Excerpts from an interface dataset
------------------------------------------------------------------------

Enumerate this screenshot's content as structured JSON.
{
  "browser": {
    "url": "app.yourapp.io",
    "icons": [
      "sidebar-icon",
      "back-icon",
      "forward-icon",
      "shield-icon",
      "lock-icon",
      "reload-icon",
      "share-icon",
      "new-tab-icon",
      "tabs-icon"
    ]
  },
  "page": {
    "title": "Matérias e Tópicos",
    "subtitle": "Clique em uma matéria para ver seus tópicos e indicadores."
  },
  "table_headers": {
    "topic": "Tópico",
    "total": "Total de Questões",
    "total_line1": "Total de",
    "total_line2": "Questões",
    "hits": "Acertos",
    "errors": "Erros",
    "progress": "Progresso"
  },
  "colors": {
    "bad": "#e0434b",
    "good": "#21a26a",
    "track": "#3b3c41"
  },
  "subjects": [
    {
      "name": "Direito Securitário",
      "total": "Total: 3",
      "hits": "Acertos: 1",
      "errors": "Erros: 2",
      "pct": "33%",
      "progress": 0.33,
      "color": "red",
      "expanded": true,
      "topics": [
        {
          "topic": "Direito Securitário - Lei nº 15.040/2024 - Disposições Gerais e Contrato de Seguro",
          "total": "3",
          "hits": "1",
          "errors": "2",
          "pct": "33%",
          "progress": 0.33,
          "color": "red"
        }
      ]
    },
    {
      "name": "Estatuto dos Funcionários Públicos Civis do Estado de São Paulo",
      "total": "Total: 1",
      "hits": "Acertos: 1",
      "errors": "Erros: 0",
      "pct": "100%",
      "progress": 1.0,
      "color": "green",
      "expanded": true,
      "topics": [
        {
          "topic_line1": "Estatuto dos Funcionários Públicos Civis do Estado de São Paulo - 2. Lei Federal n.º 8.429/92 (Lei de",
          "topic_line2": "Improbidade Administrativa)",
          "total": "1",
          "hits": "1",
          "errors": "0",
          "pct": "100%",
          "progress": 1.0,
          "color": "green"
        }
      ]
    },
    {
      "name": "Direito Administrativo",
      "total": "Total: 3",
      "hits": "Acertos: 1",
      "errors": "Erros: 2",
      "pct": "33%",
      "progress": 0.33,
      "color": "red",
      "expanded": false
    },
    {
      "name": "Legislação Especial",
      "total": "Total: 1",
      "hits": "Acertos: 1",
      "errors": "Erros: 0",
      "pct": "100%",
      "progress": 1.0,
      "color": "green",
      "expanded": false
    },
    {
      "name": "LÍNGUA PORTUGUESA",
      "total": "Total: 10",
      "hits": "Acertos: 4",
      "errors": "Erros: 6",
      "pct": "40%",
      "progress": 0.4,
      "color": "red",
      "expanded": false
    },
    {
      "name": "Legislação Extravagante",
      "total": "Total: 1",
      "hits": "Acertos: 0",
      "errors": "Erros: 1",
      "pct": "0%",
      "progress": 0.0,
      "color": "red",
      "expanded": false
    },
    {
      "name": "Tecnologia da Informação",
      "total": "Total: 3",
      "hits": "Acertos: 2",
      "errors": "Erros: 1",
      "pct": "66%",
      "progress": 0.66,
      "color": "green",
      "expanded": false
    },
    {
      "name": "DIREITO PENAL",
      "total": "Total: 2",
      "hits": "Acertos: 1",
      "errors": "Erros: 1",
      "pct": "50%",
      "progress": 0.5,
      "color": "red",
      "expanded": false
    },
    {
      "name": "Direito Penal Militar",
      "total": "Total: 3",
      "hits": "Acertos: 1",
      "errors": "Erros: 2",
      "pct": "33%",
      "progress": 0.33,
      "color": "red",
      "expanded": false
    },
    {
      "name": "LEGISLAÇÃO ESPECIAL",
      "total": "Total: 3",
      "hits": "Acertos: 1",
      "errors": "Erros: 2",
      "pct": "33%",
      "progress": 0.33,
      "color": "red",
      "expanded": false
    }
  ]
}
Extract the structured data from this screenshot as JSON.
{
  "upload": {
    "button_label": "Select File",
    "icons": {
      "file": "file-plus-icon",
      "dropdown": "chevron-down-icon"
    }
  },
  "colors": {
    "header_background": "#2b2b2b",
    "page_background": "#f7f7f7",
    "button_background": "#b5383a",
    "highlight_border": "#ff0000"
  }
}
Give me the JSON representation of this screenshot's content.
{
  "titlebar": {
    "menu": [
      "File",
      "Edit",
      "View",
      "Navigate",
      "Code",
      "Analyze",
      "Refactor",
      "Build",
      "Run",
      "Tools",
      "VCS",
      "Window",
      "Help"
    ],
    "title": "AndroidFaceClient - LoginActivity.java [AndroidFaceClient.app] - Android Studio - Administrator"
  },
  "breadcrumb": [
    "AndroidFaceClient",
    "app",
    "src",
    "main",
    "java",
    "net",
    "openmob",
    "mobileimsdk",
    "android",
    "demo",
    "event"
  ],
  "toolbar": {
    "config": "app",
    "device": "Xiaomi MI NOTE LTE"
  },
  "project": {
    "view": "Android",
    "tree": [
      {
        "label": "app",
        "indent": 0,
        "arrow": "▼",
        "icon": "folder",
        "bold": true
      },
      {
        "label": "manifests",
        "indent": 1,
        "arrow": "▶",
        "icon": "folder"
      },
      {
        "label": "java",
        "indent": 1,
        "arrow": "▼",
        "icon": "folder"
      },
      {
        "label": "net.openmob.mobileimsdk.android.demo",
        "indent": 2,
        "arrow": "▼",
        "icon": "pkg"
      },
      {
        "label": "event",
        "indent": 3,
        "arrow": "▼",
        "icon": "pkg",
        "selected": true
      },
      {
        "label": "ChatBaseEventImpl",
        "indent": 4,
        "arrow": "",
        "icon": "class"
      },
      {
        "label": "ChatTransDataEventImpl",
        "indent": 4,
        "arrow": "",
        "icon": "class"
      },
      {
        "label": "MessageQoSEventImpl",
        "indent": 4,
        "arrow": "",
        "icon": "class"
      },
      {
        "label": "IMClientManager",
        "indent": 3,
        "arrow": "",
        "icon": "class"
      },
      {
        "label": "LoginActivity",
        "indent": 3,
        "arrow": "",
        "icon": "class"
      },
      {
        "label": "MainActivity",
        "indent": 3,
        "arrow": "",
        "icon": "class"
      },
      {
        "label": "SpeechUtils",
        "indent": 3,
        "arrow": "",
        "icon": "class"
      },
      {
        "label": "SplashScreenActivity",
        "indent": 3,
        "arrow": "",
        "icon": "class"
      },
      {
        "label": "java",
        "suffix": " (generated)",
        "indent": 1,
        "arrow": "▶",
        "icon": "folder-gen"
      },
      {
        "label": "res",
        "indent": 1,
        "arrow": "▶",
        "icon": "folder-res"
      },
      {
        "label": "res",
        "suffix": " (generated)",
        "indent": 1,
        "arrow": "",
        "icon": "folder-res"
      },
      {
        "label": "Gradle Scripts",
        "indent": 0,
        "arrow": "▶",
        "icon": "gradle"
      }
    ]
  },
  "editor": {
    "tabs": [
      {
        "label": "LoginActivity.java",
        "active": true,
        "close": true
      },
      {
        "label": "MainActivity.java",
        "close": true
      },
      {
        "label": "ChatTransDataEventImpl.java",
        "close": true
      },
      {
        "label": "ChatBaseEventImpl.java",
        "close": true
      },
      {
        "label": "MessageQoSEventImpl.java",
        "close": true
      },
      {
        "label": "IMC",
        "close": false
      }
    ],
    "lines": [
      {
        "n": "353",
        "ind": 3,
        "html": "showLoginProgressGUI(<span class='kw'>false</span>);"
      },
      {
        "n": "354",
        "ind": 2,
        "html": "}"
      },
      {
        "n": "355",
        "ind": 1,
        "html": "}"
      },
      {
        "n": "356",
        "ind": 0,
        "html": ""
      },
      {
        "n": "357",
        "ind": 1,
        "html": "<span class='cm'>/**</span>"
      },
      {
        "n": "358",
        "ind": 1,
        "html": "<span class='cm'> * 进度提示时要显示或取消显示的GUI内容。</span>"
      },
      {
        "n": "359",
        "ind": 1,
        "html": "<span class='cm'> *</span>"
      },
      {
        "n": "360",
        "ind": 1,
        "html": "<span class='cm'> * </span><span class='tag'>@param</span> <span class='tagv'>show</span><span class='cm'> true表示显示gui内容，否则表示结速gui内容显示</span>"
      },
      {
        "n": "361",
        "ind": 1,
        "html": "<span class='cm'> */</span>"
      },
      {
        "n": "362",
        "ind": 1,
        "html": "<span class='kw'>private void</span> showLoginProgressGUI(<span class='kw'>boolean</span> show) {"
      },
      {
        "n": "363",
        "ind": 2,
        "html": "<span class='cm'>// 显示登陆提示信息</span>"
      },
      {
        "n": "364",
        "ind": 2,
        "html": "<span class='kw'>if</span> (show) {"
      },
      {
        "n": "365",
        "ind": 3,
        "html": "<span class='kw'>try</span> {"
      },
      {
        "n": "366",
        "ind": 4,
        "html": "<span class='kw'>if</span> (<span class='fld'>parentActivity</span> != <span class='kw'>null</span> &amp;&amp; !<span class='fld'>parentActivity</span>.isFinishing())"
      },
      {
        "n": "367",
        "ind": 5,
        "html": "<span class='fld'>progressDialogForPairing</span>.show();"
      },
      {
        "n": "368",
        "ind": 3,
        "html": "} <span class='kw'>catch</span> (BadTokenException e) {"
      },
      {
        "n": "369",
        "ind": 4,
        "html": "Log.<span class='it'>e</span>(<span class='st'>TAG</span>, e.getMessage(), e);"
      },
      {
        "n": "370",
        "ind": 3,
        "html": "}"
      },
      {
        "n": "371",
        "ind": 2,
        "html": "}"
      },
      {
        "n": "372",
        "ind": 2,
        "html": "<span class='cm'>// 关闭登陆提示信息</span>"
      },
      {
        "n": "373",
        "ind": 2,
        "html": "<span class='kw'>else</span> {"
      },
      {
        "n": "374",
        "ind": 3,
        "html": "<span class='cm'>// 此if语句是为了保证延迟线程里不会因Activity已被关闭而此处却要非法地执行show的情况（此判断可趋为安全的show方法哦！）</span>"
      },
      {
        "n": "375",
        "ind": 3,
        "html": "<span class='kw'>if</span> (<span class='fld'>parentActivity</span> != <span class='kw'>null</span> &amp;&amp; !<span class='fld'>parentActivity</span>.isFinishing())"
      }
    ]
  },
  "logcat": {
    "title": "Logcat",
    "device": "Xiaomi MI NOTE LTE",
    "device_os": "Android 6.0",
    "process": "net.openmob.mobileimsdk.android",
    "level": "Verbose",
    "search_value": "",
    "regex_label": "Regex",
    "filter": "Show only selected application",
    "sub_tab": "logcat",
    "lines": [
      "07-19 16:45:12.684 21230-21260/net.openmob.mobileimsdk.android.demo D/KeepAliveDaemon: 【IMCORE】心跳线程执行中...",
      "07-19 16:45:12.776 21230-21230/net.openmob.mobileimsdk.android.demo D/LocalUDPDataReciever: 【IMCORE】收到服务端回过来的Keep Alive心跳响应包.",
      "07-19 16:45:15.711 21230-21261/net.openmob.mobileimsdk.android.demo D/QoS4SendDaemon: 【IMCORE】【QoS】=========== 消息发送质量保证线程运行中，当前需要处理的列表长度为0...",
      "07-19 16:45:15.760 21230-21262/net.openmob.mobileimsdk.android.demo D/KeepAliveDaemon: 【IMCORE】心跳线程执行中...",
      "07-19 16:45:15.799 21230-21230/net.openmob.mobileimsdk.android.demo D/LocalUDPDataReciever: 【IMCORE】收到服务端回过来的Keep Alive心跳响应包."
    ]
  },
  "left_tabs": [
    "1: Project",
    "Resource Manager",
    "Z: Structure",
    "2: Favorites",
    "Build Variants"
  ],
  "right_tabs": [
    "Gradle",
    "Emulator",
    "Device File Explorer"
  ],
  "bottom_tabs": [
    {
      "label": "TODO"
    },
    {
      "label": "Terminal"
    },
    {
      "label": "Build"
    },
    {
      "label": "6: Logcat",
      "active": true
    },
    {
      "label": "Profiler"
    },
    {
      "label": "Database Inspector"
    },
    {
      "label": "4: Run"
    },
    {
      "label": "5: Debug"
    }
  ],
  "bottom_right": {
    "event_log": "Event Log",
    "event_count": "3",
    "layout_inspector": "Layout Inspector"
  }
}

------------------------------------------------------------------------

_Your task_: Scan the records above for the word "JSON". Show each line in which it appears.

_Response area_:
Enumerate this screenshot's content as structured JSON.
Extract the structured data from this screenshot as JSON.
Give me the JSON representation of this screenshot's content.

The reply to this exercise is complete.